An Arizona inventor was recently forced to swallow a bitter pill after a lucrative stream of patent licensing revenue was cut off by the application of a controversial Supreme Court precedent.
In 1990, Tucson native Stephen Kimble was came up with a unique children's toy inspired by Marvel Comic's popular Spider-Man franchise and decided to file a patent protecting his design. Soon after, he approached Marvel to see if the company would be interested in becoming a licensee. The company declined the offer at the time, according to Bloomberg, and ultimately developed a similar product in-house years later.
In 2001, Kimble sued Marvel for patent infringement - in addition to breach of a verbal contract which implied he would be appropriately compensated if the company ever commercialized the toy idea. Marvel elected to settle the dispute, according to Bloomberg, purchasing the disputed patent for $500,000 and agreed to a 3 percent royalty rate on future sales. Although Kimble did not recognize the risk at the time, the key contract provision was that no end date was specified for these payments.

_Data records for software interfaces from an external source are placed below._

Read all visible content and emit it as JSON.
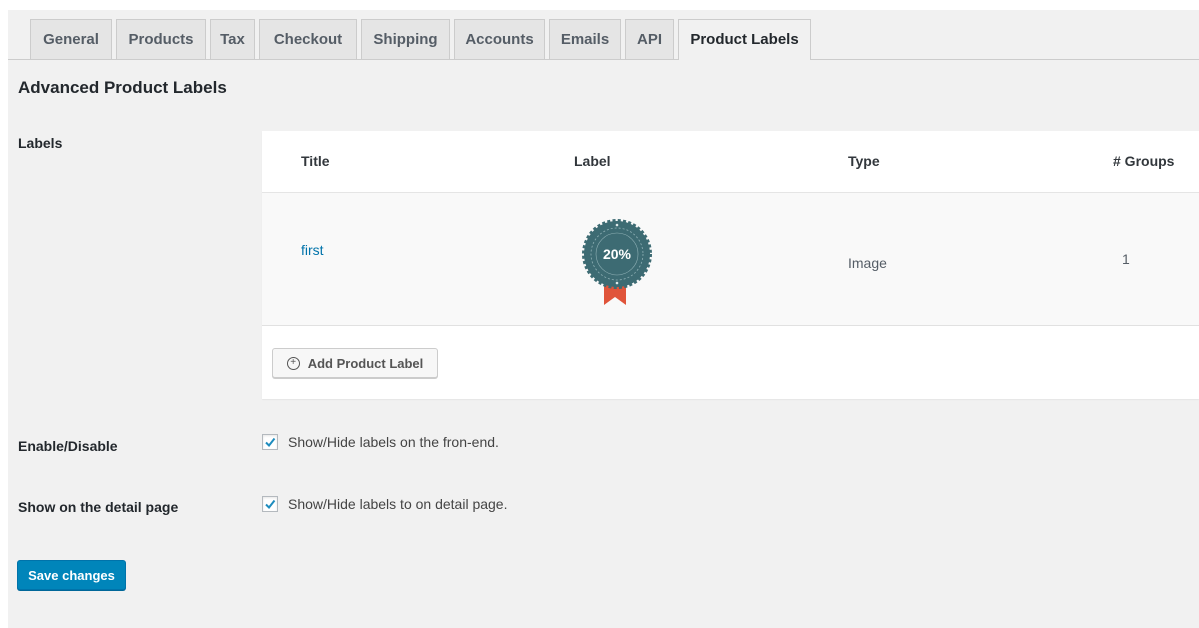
{
  "tabs": [
    {
      "label": "General"
    },
    {
      "label": "Products"
    },
    {
      "label": "Tax"
    },
    {
      "label": "Checkout"
    },
    {
      "label": "Shipping"
    },
    {
      "label": "Accounts"
    },
    {
      "label": "Emails"
    },
    {
      "label": "API"
    },
    {
      "label": "Product Labels",
      "active": true
    }
  ],
  "section_title": "Advanced Product Labels",
  "labels_section": {
    "row_label": "Labels",
    "columns": [
      "Title",
      "Label",
      "Type",
      "# Groups"
    ],
    "rows": [
      {
        "title": "first",
        "badge_text": "20%",
        "type": "Image",
        "groups": "1"
      }
    ],
    "add_button": "Add Product Label"
  },
  "enable": {
    "row_label": "Enable/Disable",
    "checkbox_label": "Show/Hide labels on the fron-end.",
    "checked": true
  },
  "detail": {
    "row_label": "Show on the detail page",
    "checkbox_label": "Show/Hide labels to on detail page.",
    "checked": true
  },
  "save_button": "Save changes",
  "colors": {
    "accent": "#0085ba",
    "badge_teal": "#3d6b73",
    "ribbon": "#e0543a",
    "link": "#0073aa"
  }
}
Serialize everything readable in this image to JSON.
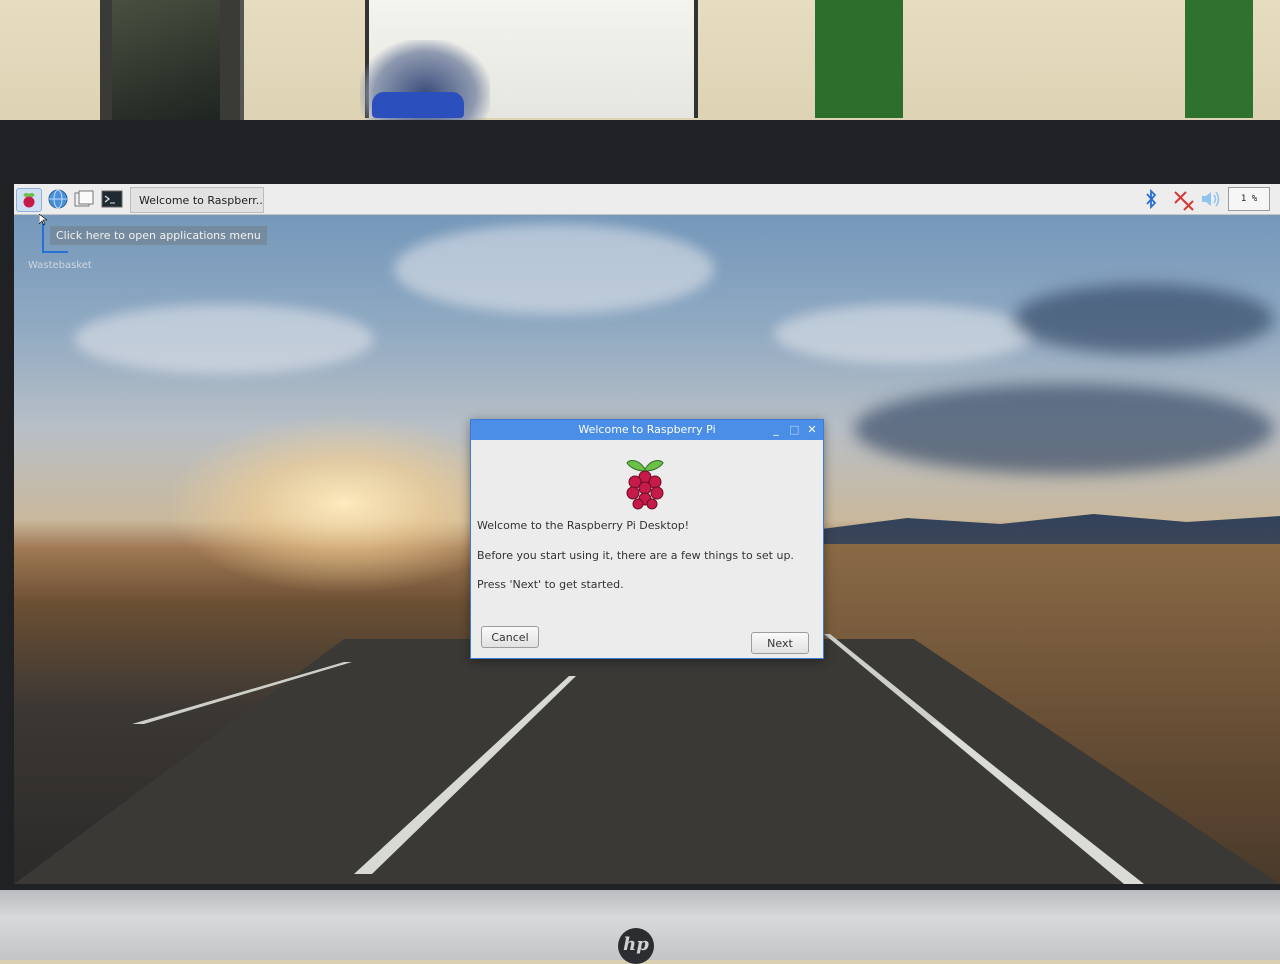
{
  "taskbar": {
    "menu_icon": "raspberry-menu-icon",
    "web_icon": "globe-icon",
    "files_icon": "file-manager-icon",
    "terminal_icon": "terminal-icon",
    "task_label": "Welcome to Raspberr...",
    "tray": {
      "bluetooth_icon": "bluetooth-icon",
      "network_icon": "network-disconnected-icon",
      "volume_icon": "volume-icon",
      "cpu_label": "1 %"
    }
  },
  "desktop": {
    "tooltip": "Click here to open applications menu",
    "wastebasket_label": "Wastebasket"
  },
  "dialog": {
    "title": "Welcome to Raspberry Pi",
    "minimize": "_",
    "maximize": "□",
    "close": "✕",
    "line1": "Welcome to the Raspberry Pi Desktop!",
    "line2": "Before you start using it, there are a few things to set up.",
    "line3": "Press 'Next' to get started.",
    "cancel_label": "Cancel",
    "next_label": "Next"
  },
  "monitor": {
    "brand": "hp"
  },
  "colors": {
    "titlebar": "#4a8ee8",
    "taskbar": "#ededed",
    "raspberry_red": "#c51a4a",
    "leaf_green": "#6cc04a"
  }
}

This week, an appellate court confirmed that Kimble was not entitled to receive any royalties after the original patent expired in May 2010, citing precedents set in a 1964 Supreme Court case (Brulotte v. Thys Co.). According to PatentlyO, the only way Kimble could have continued to receive royalties would have been to install clauses in the original agreement dictating that a lesser rate would be paid upon patent expiry. While this is not a new interpretation of case law, according to the news outlet, it does serve as a vital reminder that royalty rates and timelines must be carefully delineated before entering into any patent licensing agreement.